▽

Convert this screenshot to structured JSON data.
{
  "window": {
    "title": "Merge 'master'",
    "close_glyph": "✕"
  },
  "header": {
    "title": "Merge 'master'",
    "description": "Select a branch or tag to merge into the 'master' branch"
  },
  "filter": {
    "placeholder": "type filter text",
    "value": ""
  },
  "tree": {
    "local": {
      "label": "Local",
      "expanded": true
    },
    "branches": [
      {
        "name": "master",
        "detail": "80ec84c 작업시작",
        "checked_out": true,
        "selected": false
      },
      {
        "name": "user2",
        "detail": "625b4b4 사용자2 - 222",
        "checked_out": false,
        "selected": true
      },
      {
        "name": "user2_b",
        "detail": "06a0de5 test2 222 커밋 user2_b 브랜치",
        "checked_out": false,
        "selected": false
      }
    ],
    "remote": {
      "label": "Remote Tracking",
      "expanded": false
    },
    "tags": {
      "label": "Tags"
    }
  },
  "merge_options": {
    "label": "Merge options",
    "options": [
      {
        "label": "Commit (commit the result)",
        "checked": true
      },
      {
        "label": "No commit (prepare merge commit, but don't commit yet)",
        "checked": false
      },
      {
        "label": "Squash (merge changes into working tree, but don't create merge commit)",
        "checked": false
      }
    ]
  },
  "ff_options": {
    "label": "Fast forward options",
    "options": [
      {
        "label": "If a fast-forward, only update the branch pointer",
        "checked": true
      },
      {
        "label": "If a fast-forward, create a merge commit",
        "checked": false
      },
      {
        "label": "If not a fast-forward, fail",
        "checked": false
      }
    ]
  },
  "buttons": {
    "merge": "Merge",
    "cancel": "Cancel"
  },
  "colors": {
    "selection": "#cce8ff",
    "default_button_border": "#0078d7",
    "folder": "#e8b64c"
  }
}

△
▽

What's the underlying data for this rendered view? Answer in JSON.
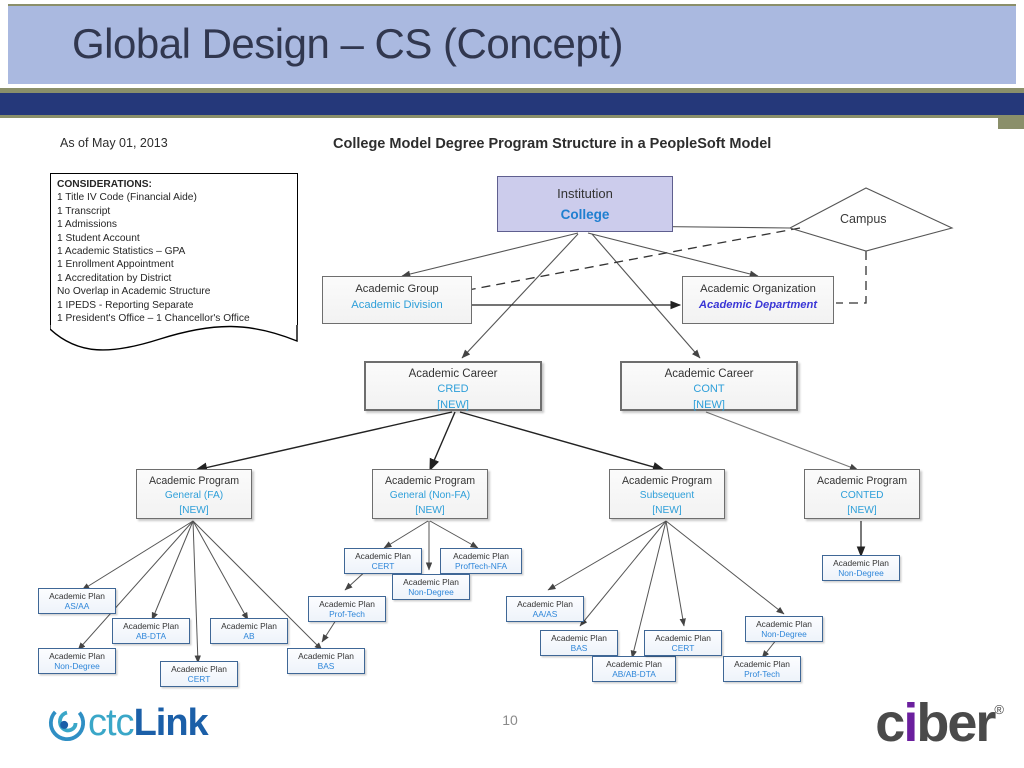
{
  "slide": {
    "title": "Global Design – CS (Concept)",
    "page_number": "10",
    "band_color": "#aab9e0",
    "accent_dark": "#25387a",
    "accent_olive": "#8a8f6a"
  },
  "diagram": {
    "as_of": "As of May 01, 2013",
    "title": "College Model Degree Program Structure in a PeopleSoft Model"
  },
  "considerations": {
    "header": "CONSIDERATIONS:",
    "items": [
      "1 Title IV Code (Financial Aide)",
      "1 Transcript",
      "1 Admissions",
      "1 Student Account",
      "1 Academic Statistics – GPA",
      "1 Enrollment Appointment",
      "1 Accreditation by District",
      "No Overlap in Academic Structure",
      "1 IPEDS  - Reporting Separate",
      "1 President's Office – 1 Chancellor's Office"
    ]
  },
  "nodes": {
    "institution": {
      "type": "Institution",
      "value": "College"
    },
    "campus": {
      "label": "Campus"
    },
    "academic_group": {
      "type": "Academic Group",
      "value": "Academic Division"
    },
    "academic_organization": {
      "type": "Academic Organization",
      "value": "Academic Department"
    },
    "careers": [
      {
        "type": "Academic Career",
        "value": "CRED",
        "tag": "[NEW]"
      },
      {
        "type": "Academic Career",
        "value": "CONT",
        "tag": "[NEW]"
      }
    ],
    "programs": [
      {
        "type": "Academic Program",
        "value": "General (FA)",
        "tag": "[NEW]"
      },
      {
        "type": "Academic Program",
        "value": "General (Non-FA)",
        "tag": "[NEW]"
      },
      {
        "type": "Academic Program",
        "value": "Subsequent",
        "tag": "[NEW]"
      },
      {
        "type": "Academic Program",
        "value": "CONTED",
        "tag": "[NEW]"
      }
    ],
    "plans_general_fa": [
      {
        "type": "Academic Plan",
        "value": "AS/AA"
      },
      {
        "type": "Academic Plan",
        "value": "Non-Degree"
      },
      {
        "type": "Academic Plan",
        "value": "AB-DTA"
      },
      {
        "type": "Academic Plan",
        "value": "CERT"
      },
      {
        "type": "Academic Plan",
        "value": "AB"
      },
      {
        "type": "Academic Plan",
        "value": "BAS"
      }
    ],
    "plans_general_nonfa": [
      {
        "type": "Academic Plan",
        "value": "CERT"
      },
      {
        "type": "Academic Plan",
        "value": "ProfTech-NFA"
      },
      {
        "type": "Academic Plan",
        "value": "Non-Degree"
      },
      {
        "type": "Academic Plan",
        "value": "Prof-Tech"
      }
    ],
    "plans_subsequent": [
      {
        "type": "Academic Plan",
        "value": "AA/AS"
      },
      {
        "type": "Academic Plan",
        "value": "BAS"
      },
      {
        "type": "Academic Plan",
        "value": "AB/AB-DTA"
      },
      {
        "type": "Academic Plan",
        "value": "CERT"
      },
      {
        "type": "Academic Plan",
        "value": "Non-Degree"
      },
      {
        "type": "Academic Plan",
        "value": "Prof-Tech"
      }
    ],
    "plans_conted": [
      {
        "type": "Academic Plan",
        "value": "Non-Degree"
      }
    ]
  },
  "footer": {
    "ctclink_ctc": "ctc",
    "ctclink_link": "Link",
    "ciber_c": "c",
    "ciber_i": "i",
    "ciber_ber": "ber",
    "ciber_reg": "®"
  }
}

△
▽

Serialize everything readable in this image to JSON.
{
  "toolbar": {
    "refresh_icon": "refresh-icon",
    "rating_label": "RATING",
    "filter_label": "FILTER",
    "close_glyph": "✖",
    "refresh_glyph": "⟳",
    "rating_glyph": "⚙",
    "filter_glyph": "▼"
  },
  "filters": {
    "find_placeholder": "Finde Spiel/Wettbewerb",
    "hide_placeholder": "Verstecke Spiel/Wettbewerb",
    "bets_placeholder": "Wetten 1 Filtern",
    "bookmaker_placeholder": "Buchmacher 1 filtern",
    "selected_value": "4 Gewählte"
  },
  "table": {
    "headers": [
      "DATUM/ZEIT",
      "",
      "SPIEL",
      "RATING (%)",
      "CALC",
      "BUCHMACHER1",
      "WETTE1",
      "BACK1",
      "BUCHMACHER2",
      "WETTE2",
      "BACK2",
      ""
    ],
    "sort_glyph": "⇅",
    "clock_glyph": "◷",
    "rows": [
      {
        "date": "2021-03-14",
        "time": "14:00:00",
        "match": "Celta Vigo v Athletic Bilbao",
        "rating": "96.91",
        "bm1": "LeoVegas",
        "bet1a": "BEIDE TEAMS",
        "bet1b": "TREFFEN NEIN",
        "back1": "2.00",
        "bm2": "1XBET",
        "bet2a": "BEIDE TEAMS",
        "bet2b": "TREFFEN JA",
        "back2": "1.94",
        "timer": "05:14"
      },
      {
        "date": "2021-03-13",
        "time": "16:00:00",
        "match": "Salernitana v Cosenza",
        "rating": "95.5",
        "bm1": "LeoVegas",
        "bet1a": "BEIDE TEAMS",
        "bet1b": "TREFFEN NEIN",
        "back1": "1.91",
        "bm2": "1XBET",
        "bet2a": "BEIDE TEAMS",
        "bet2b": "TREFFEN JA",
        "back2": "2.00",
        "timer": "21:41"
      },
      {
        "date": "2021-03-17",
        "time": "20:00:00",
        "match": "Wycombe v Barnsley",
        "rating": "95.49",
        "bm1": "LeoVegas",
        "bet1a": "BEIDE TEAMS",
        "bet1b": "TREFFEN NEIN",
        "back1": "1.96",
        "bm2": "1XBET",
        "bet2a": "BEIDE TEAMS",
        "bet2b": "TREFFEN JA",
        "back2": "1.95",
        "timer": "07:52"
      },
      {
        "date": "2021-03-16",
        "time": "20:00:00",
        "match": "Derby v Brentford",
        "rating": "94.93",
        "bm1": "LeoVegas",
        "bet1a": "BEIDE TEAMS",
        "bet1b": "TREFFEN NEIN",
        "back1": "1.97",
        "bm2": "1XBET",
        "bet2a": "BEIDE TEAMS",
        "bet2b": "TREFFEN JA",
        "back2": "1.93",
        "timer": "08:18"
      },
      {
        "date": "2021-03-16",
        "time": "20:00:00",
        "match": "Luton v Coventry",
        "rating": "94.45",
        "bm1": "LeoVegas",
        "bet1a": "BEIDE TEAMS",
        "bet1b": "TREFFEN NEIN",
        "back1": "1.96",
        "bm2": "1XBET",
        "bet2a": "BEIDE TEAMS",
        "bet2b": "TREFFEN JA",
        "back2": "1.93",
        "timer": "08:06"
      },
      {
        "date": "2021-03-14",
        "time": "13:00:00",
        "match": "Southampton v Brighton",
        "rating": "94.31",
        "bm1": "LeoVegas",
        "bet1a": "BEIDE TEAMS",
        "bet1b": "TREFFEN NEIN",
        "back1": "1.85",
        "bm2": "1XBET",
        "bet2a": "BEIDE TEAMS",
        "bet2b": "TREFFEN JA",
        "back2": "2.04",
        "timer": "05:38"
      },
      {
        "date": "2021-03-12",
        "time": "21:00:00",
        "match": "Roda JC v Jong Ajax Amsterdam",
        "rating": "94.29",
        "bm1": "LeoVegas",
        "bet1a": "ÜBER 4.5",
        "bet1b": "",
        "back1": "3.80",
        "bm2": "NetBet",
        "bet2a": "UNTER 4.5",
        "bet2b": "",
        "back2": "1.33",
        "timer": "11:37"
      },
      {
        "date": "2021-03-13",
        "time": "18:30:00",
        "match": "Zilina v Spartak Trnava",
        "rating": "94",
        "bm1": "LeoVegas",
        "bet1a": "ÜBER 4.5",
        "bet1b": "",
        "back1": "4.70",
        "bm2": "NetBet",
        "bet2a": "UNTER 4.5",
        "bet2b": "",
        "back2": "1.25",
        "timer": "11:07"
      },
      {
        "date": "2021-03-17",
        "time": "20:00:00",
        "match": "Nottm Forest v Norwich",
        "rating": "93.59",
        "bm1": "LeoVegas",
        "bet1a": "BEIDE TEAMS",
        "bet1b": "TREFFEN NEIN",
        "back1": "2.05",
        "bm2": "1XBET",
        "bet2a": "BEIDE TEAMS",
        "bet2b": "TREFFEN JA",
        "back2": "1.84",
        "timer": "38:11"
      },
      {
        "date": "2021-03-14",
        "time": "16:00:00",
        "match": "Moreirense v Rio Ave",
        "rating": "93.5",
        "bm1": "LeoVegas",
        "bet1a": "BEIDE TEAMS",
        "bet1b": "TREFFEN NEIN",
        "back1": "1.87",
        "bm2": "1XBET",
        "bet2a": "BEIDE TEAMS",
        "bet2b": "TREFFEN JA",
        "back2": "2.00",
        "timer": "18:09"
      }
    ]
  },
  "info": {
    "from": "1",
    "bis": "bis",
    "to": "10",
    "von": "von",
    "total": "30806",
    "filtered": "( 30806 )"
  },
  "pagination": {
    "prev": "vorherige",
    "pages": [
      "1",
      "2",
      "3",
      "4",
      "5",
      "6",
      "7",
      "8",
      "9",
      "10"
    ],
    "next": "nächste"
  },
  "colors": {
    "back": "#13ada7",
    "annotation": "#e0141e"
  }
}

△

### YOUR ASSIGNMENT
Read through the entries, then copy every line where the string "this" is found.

### WRITTEN SOLUTION
Convert this screenshot to structured JSON data.
What's the underlying data for this rendered view? Answer in JSON.
Serialize everything readable in this image to JSON.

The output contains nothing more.